Murder and Mayhem on Ohio's Rails by
Publication Date: 2014-01-21
Ride Ohio's rails with some of the bravest trainmen and most vicious killers and robbers to ever roll down the tracks. The West may have had Jesse James and Butch Cassidy, but Ohio had its own brand of train robbers. Discover how Alvin Karpis knocked off an Erie Railroad train and escaped with $34,000. Learn about the first peacetime train holdup that took place in North Bend when thieves derailed the Kate Jackson, robbed its passengers and blew the Adam's Express safe. Make no mistake--railroading was a dangerous job in bygone days.

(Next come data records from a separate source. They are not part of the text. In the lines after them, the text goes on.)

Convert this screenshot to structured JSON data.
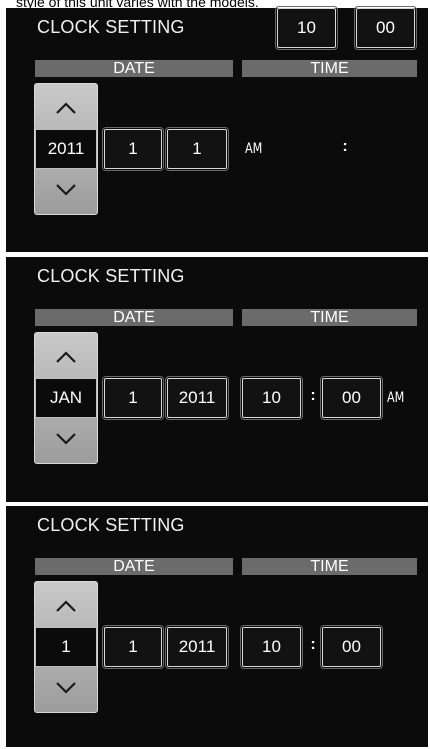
{
  "caption": "style of this unit varies with the models.",
  "panels": [
    {
      "title": "CLOCK SETTING",
      "date_header": "DATE",
      "time_header": "TIME",
      "selected_value": "2011",
      "date_fields": [
        "1",
        "1"
      ],
      "ampm": "AM",
      "hour": "10",
      "colon": ":",
      "minute": "00"
    },
    {
      "title": "CLOCK SETTING",
      "date_header": "DATE",
      "time_header": "TIME",
      "selected_value": "JAN",
      "date_fields": [
        "1",
        "2011"
      ],
      "hour": "10",
      "colon": ":",
      "minute": "00",
      "ampm": "AM"
    },
    {
      "title": "CLOCK SETTING",
      "date_header": "DATE",
      "time_header": "TIME",
      "selected_value": "1",
      "date_fields": [
        "1",
        "2011"
      ],
      "hour": "10",
      "colon": ":",
      "minute": "00"
    }
  ],
  "icons": {
    "up": "chevron-up-icon",
    "down": "chevron-down-icon"
  },
  "colors": {
    "panel_bg": "#0b0b0b",
    "header_bar": "#6b6b6b",
    "spinner": "#b5b5b5",
    "text": "#ffffff"
  }
}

Ohio Train Disasters by
Publication Date: 2014-11-11
In nearly a century of heavy rail travel in Ohio, a dozen train accidents stand out as the most horrific. In the bitter cold, just after Christmas 1876, eleven cars plunged seventy-five feet into the frigid water below. The stoves burst into flames, burning to death all who were not killed by the fall. Fires cut short the lives of forty-three people in the head-on Doodlebug collision in Cuyahoga Falls in 1940 and eleven people in a train wreck near Dresden in 1912. Author Jane Ann Turzillo unearths these red-hot stories of ill-fated passengers, heroic trainmen and the wrecking crews who faced death and destruction on Ohio's rails.
Bath Township, Ohio by
Publication Date: 2001-12-05
Bath Township was sculpted from the Western Reserve after Native Americans ceded the land to the United States at the 1805 Treaty of Fort Industry. Captured here in over 200 vintage photographs is the development of the area into Bath Township, through the trials and triumphs of its earliest settlers. Originally named Hammondsburgh after one of the first families to settle in the area, Bath Township was formally organized in 1818. Industry sprang up in the form of grist, flour, saw, and woolen mills along the Yellow Creek in Ghent Village. Gradually, a handful of small population centers or "corners" came into existence within the township. Names like Hammond's Corners, Stony Hill, Ghent, and Ira are still used today, while the names of Hurd's Corners, Little Germany, and Farley's Corners are seldom spoken. Pictured here are the buggy works, blacksmith shops, cheese factories, general stores, and post offices, and the residents that operated them, creating the inviting area that residents cherish today.